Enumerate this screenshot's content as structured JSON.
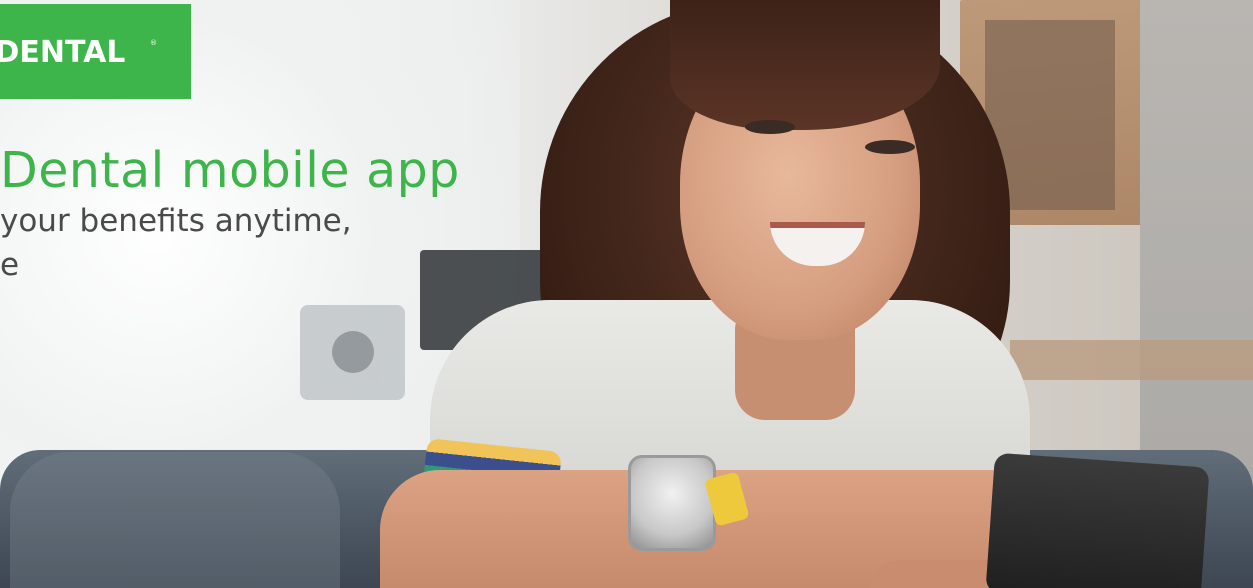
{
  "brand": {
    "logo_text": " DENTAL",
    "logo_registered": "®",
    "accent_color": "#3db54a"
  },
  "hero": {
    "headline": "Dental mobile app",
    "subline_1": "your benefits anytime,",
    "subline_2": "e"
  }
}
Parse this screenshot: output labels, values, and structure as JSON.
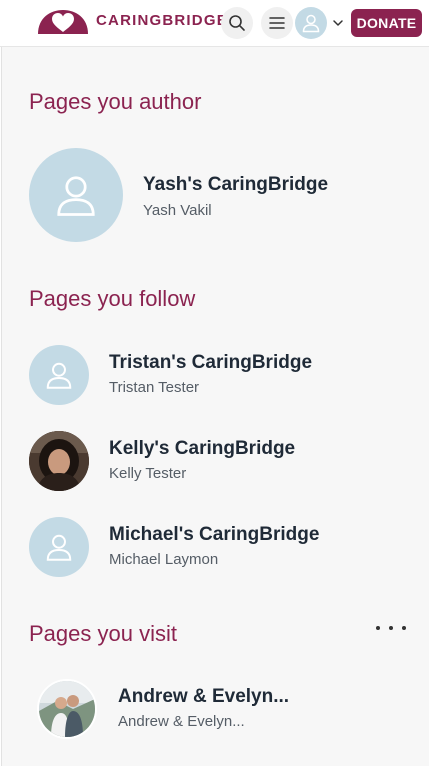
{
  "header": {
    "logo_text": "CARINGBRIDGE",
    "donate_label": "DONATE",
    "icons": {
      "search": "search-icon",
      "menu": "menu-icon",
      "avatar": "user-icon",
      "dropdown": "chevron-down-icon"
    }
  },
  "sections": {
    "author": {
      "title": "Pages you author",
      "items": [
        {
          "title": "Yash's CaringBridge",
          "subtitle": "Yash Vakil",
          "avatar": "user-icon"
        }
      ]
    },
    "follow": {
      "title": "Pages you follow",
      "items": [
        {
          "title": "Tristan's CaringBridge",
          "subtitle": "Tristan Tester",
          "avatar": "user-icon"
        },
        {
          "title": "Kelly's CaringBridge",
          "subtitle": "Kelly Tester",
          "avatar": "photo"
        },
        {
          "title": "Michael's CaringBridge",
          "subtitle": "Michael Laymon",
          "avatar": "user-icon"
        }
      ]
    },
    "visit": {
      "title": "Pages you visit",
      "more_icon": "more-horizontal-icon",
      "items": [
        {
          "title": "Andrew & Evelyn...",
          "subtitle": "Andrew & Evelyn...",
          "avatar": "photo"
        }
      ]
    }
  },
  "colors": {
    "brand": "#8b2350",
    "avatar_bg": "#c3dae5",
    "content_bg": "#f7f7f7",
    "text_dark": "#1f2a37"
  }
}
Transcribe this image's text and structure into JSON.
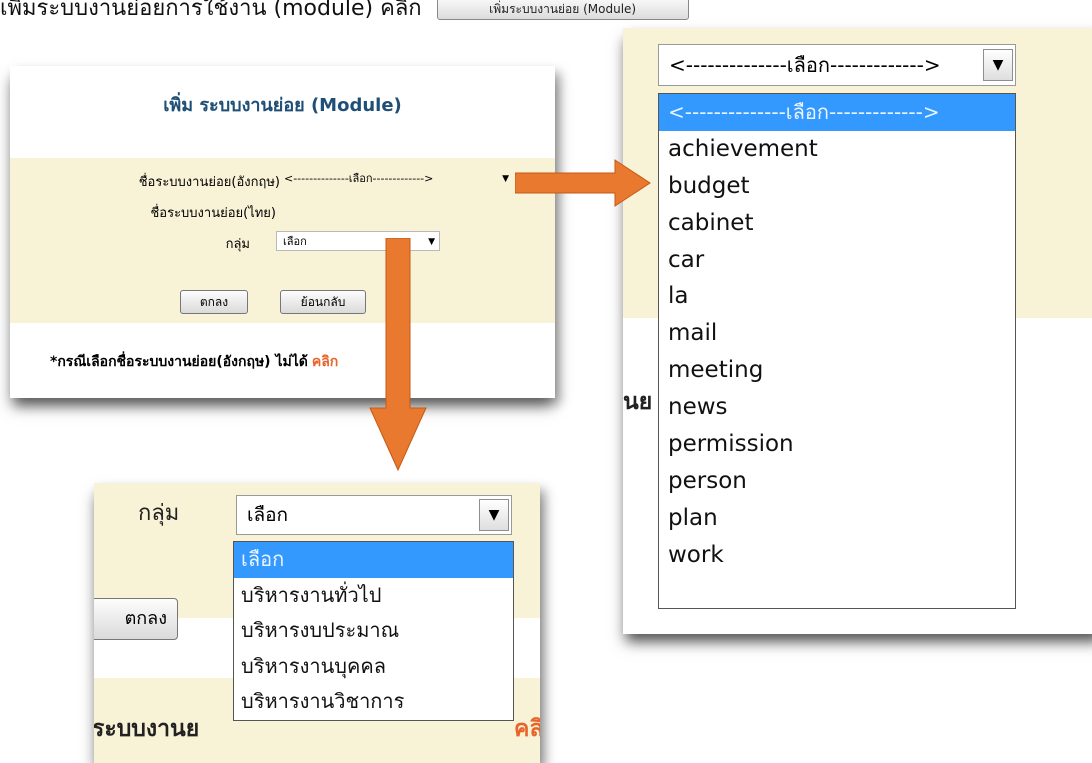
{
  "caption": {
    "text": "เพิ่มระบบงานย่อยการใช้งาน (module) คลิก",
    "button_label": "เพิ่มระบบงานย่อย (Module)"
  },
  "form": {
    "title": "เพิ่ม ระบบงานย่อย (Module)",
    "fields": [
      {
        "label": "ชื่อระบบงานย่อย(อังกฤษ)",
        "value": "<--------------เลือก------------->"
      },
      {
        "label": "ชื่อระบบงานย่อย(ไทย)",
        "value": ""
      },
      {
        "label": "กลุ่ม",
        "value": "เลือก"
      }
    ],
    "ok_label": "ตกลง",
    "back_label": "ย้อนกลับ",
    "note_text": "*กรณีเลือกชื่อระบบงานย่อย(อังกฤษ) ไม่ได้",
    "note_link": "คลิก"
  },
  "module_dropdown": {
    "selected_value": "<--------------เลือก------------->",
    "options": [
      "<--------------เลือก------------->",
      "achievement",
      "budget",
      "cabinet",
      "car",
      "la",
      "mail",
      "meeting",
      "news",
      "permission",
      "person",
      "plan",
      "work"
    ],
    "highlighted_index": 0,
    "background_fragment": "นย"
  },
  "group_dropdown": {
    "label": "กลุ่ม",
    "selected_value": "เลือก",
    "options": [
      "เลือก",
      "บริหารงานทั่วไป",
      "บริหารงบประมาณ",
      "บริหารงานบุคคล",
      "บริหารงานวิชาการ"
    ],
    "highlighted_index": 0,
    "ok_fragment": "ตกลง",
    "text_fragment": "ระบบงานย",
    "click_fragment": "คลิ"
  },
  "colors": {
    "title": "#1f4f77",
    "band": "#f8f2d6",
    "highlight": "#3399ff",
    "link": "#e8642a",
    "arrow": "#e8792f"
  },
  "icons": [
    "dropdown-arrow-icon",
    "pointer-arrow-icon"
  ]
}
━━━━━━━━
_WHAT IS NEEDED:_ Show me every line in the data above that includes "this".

_RESPONSE:_
Enumerate this screenshot's content as structured JSON.
Parse this screenshot: output labels, values, and structure as JSON.
Transcribe this image's text and structure into JSON.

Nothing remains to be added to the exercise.